We weren’t taking the RV to Europe, so what to do with it while we were gone? A very welcome answer appeared in the persons of John and Shirley Nesbitt. John is the brother of Mike Nesbitt, for whom Bill Bouchard had previously worked, and for whom Bill had done a whole series of fixes on Mike’s huge camping bus. As a consequence of this relationship, Mike asked John if we could park our RVs on his spacious property in Hood River, OR. John not only said yes, but he insisted on taking us to Seattle for our flight.
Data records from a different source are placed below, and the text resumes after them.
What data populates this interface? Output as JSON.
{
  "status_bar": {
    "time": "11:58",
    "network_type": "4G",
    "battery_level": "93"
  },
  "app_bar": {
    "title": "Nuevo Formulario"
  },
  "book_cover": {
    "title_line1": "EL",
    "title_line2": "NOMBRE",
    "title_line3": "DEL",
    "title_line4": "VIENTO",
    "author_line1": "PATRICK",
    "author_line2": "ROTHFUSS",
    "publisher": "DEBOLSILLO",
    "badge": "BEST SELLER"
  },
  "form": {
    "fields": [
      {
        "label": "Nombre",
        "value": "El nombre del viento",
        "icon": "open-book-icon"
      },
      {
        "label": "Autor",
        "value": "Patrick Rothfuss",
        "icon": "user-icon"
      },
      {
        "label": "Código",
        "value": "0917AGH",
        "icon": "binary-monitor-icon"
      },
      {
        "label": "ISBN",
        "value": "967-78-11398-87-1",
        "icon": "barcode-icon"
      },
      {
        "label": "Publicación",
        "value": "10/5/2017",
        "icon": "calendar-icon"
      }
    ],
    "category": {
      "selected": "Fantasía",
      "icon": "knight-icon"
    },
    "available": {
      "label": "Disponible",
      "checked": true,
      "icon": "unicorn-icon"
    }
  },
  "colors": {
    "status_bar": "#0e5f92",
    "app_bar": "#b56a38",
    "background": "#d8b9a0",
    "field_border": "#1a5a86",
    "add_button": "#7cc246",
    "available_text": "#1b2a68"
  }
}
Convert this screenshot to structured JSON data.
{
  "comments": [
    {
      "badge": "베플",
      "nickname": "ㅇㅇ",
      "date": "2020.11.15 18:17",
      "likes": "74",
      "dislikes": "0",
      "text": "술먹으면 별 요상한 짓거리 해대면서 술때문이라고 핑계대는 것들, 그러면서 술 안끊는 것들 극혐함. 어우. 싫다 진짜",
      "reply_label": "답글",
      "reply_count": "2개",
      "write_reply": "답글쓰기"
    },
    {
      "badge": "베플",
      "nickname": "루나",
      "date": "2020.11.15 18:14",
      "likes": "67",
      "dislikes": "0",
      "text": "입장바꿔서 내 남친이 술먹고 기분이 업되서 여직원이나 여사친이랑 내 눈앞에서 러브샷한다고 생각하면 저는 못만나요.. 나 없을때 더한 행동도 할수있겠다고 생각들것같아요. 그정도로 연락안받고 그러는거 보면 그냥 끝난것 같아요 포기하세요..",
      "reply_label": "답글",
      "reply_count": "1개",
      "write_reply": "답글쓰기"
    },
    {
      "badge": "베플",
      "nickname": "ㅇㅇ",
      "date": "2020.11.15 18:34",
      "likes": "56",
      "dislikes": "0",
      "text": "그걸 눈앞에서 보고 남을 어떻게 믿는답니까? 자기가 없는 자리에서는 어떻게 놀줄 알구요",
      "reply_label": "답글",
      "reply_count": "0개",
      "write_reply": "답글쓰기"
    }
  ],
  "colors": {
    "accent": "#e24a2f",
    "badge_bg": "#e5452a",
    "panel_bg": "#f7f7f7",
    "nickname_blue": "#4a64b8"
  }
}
We spent several days getting our RVs settled in, during which John took us to several interesting venues. The Western Antique Aeroplane & Automobile Museum has one of the largest collections of still-flying antique aeroplanes and still-driving antique automobiles in the country. The airplane collection is mainly focused on aircraft in the period 1903–1941, but also includes light World War II Army, Army Air Corps, and naval aircraft. The antique cars were built between 1909 and the 1960s, and are still in running condition. There are over 175 autos on display. Most are from the 1920s, 1930s, and 1940s. The oldest car on display is an 1909 Franklin Model D.
The second experience that John gave us began with a trip south of Hood River to a community called Dee. Specifically, to an area which had in the past been the site of a lumber mill. Most of the buildings are now gone with the exception of one huge structure, constructed in 1958. That structure had been most recently employed for storage, but much of the roof had collapsed in Feb. 2017 from too much weight of snow. The contents? Parts of carousels.
But let me back up a bit.
Carol Jackson Perron graduated from Coeur d’Alene High School in 1954. As a youngster, she often visited Playland Pier, Coeur d’Alene’s waterfront amusement park. Later, Jackson spent summers working there.
When she married Duane Perron, she began urging that they do something to save the nation’s historic carousels. Starting with the restoration and operation of a 1914 carousel in Portland, Oregon in 1978, they have restored and placed into operation seven antique carousels at various locations around America, including the Playland Pier carousel, which they bought at an auction in Puyallup, Washington. For a time it resided in a shopping mall in Reading, PA. Some years later they were able to see it placed back at Coeur d’Alene.
They opened a carousel museum in Portland in 1983, but moved it to up the Columbia Gorge to Hood River in 1999. In a newspaper interview that I found on the web, Perron said “We bought a bank (building), put it there, and became almost too successful. We were part of the Gray Line tour, but we were located in the middle of downtown. If you had three or four buses trying to drop off passengers, you jammed up the whole town.” The city, he said, banned buses from parking downtown. Gray Line dropped the museum from its tour. And so, in late 2010, the International Museum of Carousel Art closed. The collection went back into storage. However, the passion for carousels lived on.
The Perrons are now in their eighties, and Carol is in ill health. But their son Brad has continued the effort, operating nine historic carousels across the country, owning the Dee building and pushing forward with plans for the Dee area. The Perron collection now has about 1,100 carved carousel horses and 21 working carousel mechanisms, seven in pristine condition, taking up two large buildings. Well, it was two, until the roof collapsed in Dee. When we visited, construction of a new roof was underway, and lots of carousel parts were covered with tarps. Other parts and been removed to be stored and dried elsewhere. John explained that the Perrons’ plan was to eventually turn the building into a new museum that would contain six operating carousels as well as a display of the collection. And if that doesn’t seem ambitious enough, the Perrons consider the museum to be a mere amenity to go along with a DeeTour hotel and concert venue to be built adjacently.
When we left the Dee building we went to the second large storage building on the elder Perrons’ farm, where we took the pictures that appear below. As we left the second building, John showed us the site of an intended additional storage building, presumably to house the surplus after the Dee building is used as a museum.
The magnitude of the collection and of the effort to save the carousel tradition left us dumbstruck. And heartsick, because we had learned of the ill health of Carol and of the age of Duane. It was only while doing web research about their efforts that I learned about the existence and important role son Brad now plays. We hope to, one day not too distant in the future, be able to visit a thriving center at Dee, Oregon.